22 Jul Closing a Tooth Gap Without Braces
Composite fillings are performed with a dental composite, which is a material used with a tooth-bonding technique which includes a specialized light that hardens each layer of the filling that is applied. This composite is comprised of tooth-colored plastic and glass which is used for various dental indications.
Composite fillings are unique for two reasons:
- It is able to adhere directly to the surface of a tooth even if it is a flat and smooth one.
- It mimics the appearance and color of tooth enamel extremely well.
Indications for the Application of Dental Composite Filling
As a result of the unique characteristics of the dental composite, it is a useful product in a wide range of applications which include the following:
- Correcting minor tooth imperfections.
- In the application of composite veneers.
- White fillings for the front teeth.
- Closing tooth gaps.
The medical term used to refer to space between two front teeth is diastema.
Diastema doesn’t pose any medical issues to affected patients but some people do find it cosmetically unappealing. For those who are affected as such by the condition can make use of bonding with a composite filling to provide a solution.
How the tooth gap is reduced is by placing the dental composite on the sides of the teeth that lie on either side of the gap. This helps to make both teeth “wider” which helps to reduce the space between them.
Comparing Dental Composite with Porcelain Veneers
Placing porcelain veneers on teeth that are located on either side of a diastema is the most common alternative to managing this issue with dental composite.
The following are factors that make using a dental composite a better choice than using veneers when closing a tooth gap:
- A smaller tooth gap – the smaller the diastema, the more likely it is to close a tooth gap using composite filling. Since the goal of the treatment is to increase the size of the teeth, it’s unlikely that tooth reduction will be needed. This is also a more minimally-invasive procedure than applying a veneer.
- Returning the tooth to the original condition – if for some reason closing a diastema becomes problematic or unpleasant for the patient, the composite can be buffed off the tooth without any damage to it. This is not possible when applying a veneer since up to 30 percent of the tooth will have to be trimmed to prepare for the procedure.
- The dental composite can be applied to the entire front surface of the teeth if needed which would make using a porcelain veneer redundant.
Ideally, a composite filling would be used to reduce a small diastema and larger tooth gaps would benefit from the application of a porcelain veneer.

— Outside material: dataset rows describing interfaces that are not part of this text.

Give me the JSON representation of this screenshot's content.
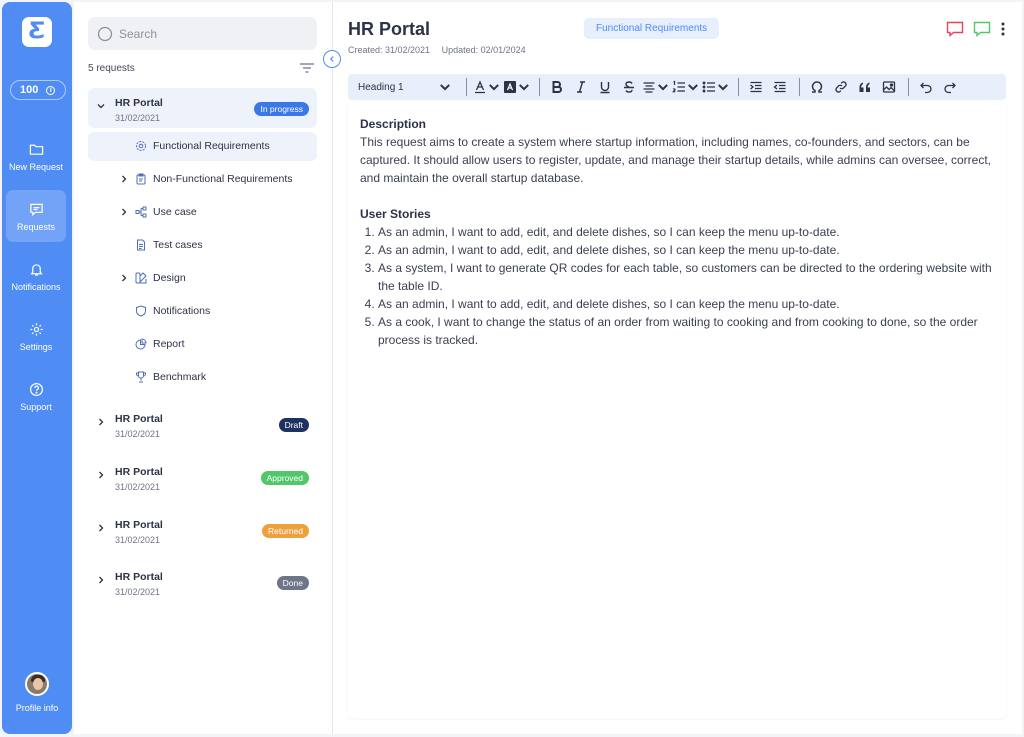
{
  "rail": {
    "credits": "100",
    "nav": [
      {
        "label": "New Request",
        "icon": "folder-icon"
      },
      {
        "label": "Requests",
        "icon": "chat-icon"
      },
      {
        "label": "Notifications",
        "icon": "bell-icon"
      },
      {
        "label": "Settings",
        "icon": "gear-icon"
      },
      {
        "label": "Support",
        "icon": "question-icon"
      }
    ],
    "profile_label": "Profile info"
  },
  "sidebar": {
    "search_placeholder": "Search",
    "count": "5 requests",
    "requests": [
      {
        "title": "HR Portal",
        "date": "31/02/2021",
        "status": "In progress",
        "color": "#3b78e7"
      },
      {
        "title": "HR Portal",
        "date": "31/02/2021",
        "status": "Draft",
        "color": "#1f3160"
      },
      {
        "title": "HR Portal",
        "date": "31/02/2021",
        "status": "Approved",
        "color": "#52c76a"
      },
      {
        "title": "HR Portal",
        "date": "31/02/2021",
        "status": "Returned",
        "color": "#eda03c"
      },
      {
        "title": "HR Portal",
        "date": "31/02/2021",
        "status": "Done",
        "color": "#6f7488"
      }
    ],
    "sections": [
      {
        "label": "Functional Requirements",
        "icon": "gear-icon"
      },
      {
        "label": "Non-Functional Requirements",
        "icon": "clipboard-icon"
      },
      {
        "label": "Use case",
        "icon": "flow-icon"
      },
      {
        "label": "Test cases",
        "icon": "document-icon"
      },
      {
        "label": "Design",
        "icon": "design-icon"
      },
      {
        "label": "Notifications",
        "icon": "shield-icon"
      },
      {
        "label": "Report",
        "icon": "pie-chart-icon"
      },
      {
        "label": "Benchmark",
        "icon": "trophy-icon"
      }
    ]
  },
  "main": {
    "title": "HR Portal",
    "created": "Created: 31/02/2021",
    "updated": "Updated: 02/01/2024",
    "section_pill": "Functional Requirements",
    "toolbar": {
      "heading": "Heading 1"
    },
    "description_heading": "Description",
    "description": "This request aims to create a system where startup information, including names, co-founders, and sectors, can be captured. It should allow users to register, update, and manage their startup details, while admins can oversee, correct, and maintain the overall startup database.",
    "stories_heading": "User Stories",
    "stories": [
      "As an admin, I want to add, edit, and delete dishes, so I can keep the menu up-to-date.",
      "As an admin, I want to add, edit, and delete dishes, so I can keep the menu up-to-date.",
      "As a system, I want to generate QR codes for each table, so customers can be directed to the ordering website with the table ID.",
      "As an admin, I want to add, edit, and delete dishes, so I can keep the menu up-to-date.",
      "As a cook, I want to change the status of an order from waiting to cooking and from cooking to done, so the order process is tracked."
    ]
  }
}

The choice of treatment will depend on the severity of the condition and the unique circumstances and needs of the affected individual. It is always suggested then that patients discuss their tooth-related problems with their dental surgeons so that they are adequately examined in order for the correct treatment to be initiated.